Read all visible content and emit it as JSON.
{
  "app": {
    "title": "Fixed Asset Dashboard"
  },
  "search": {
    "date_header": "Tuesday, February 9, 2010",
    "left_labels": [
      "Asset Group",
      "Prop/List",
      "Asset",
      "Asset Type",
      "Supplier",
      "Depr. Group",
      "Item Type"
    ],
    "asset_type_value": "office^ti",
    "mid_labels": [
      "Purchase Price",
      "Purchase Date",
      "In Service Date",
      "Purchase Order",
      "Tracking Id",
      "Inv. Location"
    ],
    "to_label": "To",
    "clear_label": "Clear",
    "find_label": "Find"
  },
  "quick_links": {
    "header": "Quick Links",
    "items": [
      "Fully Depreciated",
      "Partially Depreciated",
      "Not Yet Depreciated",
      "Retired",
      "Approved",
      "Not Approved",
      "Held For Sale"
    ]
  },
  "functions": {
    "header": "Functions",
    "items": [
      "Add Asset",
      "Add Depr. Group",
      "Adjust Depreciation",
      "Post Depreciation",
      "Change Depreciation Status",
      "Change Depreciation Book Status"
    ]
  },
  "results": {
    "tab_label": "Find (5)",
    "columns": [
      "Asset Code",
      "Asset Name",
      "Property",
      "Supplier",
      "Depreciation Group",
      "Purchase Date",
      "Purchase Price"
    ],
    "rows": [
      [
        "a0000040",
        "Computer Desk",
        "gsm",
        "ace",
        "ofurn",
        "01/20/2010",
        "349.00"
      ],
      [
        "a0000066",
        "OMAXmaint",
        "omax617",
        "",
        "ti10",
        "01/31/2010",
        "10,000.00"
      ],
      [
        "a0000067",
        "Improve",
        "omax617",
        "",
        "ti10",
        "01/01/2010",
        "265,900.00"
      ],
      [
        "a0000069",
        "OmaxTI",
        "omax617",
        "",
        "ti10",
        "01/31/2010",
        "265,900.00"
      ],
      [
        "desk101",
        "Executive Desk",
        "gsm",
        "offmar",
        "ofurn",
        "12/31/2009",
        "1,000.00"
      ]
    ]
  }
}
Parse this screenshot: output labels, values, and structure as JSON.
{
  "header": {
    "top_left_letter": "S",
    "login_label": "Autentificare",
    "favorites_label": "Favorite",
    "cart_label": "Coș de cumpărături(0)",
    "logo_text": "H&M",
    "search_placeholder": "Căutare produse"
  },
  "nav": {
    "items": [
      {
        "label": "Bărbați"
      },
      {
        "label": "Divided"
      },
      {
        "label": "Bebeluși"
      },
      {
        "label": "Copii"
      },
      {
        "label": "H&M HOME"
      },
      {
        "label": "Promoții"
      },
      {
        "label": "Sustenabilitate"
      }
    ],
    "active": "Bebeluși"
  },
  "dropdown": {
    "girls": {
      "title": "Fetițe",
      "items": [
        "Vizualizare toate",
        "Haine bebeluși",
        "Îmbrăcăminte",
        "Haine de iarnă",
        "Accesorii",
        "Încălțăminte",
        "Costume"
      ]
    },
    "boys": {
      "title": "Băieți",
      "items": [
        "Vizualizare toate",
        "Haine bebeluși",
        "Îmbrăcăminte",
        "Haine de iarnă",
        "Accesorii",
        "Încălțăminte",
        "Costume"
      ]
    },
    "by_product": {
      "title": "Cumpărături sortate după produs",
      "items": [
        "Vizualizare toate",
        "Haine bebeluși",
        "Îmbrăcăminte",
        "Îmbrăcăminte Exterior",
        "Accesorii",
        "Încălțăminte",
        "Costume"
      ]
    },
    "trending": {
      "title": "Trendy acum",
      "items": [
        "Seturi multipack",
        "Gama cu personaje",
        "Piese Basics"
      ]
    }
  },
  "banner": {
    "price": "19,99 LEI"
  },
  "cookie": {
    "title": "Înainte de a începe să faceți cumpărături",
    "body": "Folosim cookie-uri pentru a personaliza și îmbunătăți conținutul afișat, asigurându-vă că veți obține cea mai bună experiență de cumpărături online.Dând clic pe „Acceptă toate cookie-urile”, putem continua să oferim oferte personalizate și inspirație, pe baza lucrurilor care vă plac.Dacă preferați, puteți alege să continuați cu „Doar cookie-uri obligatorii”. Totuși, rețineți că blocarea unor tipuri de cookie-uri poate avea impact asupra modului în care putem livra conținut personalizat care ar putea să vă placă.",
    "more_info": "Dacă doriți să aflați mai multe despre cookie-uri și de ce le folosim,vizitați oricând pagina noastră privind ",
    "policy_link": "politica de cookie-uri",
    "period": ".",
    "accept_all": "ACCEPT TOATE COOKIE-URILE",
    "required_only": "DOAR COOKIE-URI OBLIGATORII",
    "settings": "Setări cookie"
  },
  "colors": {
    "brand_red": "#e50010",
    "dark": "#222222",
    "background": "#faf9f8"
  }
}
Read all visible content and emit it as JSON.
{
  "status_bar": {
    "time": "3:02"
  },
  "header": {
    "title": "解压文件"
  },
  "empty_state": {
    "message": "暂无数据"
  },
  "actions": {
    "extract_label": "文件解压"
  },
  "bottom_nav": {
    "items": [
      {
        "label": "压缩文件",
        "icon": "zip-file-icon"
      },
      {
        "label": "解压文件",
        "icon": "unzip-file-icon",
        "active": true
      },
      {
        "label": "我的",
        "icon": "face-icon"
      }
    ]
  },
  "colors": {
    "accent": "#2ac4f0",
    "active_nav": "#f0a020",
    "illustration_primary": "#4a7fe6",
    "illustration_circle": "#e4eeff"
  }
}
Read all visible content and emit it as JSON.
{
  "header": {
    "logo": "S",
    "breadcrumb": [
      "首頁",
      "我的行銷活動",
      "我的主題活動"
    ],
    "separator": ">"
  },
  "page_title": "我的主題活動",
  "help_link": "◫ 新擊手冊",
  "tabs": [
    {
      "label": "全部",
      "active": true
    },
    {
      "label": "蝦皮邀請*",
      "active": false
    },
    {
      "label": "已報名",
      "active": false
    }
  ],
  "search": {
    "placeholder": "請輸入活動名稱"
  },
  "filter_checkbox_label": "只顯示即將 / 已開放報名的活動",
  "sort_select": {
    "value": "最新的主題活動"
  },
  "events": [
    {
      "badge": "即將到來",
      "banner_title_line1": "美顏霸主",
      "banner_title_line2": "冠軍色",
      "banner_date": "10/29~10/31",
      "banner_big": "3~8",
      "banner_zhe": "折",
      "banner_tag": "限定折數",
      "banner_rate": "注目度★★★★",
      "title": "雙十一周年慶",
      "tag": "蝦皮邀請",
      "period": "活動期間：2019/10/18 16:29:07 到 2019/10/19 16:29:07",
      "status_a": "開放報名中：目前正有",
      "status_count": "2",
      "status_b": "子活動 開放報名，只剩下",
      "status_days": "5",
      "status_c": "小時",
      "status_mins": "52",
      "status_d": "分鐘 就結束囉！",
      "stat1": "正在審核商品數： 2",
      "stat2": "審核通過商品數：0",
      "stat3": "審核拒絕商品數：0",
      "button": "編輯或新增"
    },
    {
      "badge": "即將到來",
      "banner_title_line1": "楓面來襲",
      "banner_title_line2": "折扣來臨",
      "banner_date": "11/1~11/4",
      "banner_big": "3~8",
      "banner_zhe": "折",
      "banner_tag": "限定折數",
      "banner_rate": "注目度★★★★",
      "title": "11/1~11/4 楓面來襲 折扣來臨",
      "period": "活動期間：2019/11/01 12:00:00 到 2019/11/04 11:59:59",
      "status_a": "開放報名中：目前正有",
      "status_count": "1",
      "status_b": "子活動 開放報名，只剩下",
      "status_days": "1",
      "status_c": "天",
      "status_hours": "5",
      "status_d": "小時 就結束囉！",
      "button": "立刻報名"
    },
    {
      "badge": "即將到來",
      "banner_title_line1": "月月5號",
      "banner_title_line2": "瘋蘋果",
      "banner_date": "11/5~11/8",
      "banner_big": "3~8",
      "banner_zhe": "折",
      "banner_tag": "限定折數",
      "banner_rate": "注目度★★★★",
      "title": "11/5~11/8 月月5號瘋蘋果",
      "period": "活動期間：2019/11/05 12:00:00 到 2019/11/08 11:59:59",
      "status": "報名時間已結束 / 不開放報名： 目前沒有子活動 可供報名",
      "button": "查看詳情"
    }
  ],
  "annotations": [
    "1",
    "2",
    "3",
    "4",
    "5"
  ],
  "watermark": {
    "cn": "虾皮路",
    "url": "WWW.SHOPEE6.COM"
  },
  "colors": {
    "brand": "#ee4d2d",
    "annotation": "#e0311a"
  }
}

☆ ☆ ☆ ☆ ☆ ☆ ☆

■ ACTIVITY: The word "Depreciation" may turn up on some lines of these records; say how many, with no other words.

■ REPLY: 5